◆ Exercise prompt ◆
What you return should match the data below exactly, with every entry reproduced.
========================================================================
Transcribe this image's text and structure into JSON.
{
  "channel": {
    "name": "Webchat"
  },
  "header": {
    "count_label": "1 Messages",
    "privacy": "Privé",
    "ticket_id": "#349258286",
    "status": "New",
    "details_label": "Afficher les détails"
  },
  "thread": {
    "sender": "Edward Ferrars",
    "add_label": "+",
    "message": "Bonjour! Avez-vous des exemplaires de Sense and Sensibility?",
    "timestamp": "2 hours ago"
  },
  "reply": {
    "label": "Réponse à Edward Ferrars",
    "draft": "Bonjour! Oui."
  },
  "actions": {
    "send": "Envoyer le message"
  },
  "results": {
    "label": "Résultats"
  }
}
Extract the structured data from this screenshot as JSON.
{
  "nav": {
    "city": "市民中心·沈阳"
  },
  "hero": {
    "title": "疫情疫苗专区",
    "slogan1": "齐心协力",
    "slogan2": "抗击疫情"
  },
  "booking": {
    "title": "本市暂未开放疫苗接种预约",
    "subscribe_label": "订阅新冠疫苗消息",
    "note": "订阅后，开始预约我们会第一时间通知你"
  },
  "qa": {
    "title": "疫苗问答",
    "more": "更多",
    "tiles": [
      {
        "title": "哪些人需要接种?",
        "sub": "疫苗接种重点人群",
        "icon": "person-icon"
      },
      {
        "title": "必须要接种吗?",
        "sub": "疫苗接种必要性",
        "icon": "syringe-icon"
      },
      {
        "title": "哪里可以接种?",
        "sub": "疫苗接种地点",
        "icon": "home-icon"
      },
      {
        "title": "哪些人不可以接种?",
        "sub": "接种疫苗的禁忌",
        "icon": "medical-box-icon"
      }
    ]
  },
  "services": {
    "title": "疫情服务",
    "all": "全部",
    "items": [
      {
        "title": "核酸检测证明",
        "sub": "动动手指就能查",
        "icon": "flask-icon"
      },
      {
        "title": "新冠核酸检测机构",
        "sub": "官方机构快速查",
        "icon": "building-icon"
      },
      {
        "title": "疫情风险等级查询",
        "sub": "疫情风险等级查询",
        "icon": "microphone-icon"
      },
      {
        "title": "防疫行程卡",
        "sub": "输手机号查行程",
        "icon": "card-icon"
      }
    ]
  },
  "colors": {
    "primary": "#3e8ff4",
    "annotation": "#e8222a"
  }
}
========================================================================
◆ Solution ◆
Transcribe this image's text and structure into JSON.
{
  "channel": {
    "name": "Webchat"
  },
  "header": {
    "count_label": "1 Messages",
    "privacy": "Privé",
    "ticket_id": "#349258286",
    "status": "New",
    "details_label": "Afficher les détails"
  },
  "thread": {
    "sender": "Edward Ferrars",
    "add_label": "+",
    "message": "Bonjour! Avez-vous des exemplaires de Sense and Sensibility?",
    "timestamp": "2 hours ago"
  },
  "reply": {
    "label": "Réponse à Edward Ferrars",
    "draft": "Bonjour! Oui."
  },
  "actions": {
    "send": "Envoyer le message"
  },
  "results": {
    "label": "Résultats"
  }
}
Extract the structured data from this screenshot as JSON.
{
  "nav": {
    "city": "市民中心·沈阳"
  },
  "hero": {
    "title": "疫情疫苗专区",
    "slogan1": "齐心协力",
    "slogan2": "抗击疫情"
  },
  "booking": {
    "title": "本市暂未开放疫苗接种预约",
    "subscribe_label": "订阅新冠疫苗消息",
    "note": "订阅后，开始预约我们会第一时间通知你"
  },
  "qa": {
    "title": "疫苗问答",
    "more": "更多",
    "tiles": [
      {
        "title": "哪些人需要接种?",
        "sub": "疫苗接种重点人群",
        "icon": "person-icon"
      },
      {
        "title": "必须要接种吗?",
        "sub": "疫苗接种必要性",
        "icon": "syringe-icon"
      },
      {
        "title": "哪里可以接种?",
        "sub": "疫苗接种地点",
        "icon": "home-icon"
      },
      {
        "title": "哪些人不可以接种?",
        "sub": "接种疫苗的禁忌",
        "icon": "medical-box-icon"
      }
    ]
  },
  "services": {
    "title": "疫情服务",
    "all": "全部",
    "items": [
      {
        "title": "核酸检测证明",
        "sub": "动动手指就能查",
        "icon": "flask-icon"
      },
      {
        "title": "新冠核酸检测机构",
        "sub": "官方机构快速查",
        "icon": "building-icon"
      },
      {
        "title": "疫情风险等级查询",
        "sub": "疫情风险等级查询",
        "icon": "microphone-icon"
      },
      {
        "title": "防疫行程卡",
        "sub": "输手机号查行程",
        "icon": "card-icon"
      }
    ]
  },
  "colors": {
    "primary": "#3e8ff4",
    "annotation": "#e8222a"
  }
}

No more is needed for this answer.